2022-07-03, Ege, Jörn, Bauer, Michael W., Bayerlein, Louisa, Eckhard, Steffen, Knill, Christoph
In this article, we distinguish two approaches to studying international public administrations (IPAs). On the one hand, there is a line of research that is grounded in traditional Public Administration (PA) and seeks to understand IPAs through established disciplinary lenses. On the other hand, scholars conceive IPAs as posing new problems and questions and are trying to integrate the standpoints of their respective disciplines into a broader research agenda. We argue that both perspectives have their merits – and limitations. However, the more IPAs are understood as phenomena heralding the emergence of transnationalized political systems, the less traditional PA toolkits appear able to capture the innovative aspects IPAs may hold. This essay thus argues for keeping IPA research as a field of study open, integrative and mixed – to encourage out of the box thinking and innovation, rather than stifle it.
Structured, Focused Comparison
2023, Jankauskas, Vytautas, Eckhard, Steffen, Ege, Jörn
Structured, focused comparison (SFC) allows a structured comparison of several cases (e.g., six international organizations), whereby the researcher conducts in-depth analysis within each case based on a standardized set of variables and general questions. The design not only increases the external validity of findings but also allows for cross-case comparison and a fine-grained theoretical analysis.
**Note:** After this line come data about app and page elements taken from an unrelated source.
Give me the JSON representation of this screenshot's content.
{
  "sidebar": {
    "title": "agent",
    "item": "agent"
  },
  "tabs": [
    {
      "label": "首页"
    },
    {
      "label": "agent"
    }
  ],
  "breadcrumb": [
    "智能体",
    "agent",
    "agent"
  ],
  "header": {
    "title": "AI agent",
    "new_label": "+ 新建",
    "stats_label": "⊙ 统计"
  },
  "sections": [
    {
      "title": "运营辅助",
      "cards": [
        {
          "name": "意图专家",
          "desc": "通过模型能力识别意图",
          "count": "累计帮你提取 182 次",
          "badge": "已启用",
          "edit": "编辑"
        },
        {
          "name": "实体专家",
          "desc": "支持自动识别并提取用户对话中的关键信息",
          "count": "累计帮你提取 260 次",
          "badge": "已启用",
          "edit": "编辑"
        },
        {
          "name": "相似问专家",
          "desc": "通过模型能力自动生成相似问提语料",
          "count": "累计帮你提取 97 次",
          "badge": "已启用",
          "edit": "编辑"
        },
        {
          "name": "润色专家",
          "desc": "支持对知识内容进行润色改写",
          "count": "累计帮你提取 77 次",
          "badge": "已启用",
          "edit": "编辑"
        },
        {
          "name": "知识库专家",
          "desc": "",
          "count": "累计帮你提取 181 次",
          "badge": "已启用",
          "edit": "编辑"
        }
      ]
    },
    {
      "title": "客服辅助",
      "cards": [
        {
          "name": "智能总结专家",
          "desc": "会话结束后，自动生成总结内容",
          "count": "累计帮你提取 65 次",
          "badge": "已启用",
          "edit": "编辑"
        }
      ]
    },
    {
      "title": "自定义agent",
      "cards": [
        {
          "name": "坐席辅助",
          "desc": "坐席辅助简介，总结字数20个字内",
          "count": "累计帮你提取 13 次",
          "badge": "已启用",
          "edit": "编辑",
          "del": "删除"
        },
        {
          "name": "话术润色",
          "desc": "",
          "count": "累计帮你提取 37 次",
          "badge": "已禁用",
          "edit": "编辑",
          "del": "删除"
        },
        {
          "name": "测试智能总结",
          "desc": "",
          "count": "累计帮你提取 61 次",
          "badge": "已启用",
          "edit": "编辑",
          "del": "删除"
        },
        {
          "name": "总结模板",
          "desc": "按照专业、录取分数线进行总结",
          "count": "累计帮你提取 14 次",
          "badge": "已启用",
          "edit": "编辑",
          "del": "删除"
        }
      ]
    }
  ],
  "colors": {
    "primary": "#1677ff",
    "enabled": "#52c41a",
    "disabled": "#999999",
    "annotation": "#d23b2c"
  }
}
Typical applications are research questions focused on processes or mechanisms and those that allow for the interplay of several interdependent conditions (causal complexity).
Evidence-Based Policymaking in Times of Acute Crisis : Comparing the Use of Scientific Knowledge in Germany, Switzerland, and Italy
2022, Hadorn, Susanne, Sager, Fritz, Mavrot, Céline, Malandrino, Anna, Ege, Jörn
This article studies how different systems of policy advice are suited to provide relevant knowledge in times of acute crisis. The notion of evidence-based policymaking (EBP) originated in the successful 1997 New Labour program in the United Kingdom to formulate policy based not on ideology but on sound empirical evidence. We provide a brief overview of the history of the concept and the current debates around it. We then outline the main characteristics of the policy advisory systems in Germany, Switzerland, and Italy through which scientific knowledge—in the form of either person-bound expertise or evidence generated through standard scientific processes—was fed into policy formulation processes before the COVID-19 crisis. Whereas EBP takes place in the form of institutionalized advisory bodies and draws on expertise rather than on evidence in Germany, the system in Switzerland focuses more on the use of evidence provided through external mandates. Italy has a hybrid politicized expert system. The article then analyzes how this different prioritization of expertise vs. evidence in the three countries affects policymakers’ capacity to include scientific knowledge in policy decisions in times of acute crisis. The comparison of the three countries implies that countries with policy advisory systems designed to use expertise are better placed to incorporate scientific knowledge into their decisions in times of acute crisis than are countries with policy advisory systems that relied primarily on evidence before the COVID-19 crisis.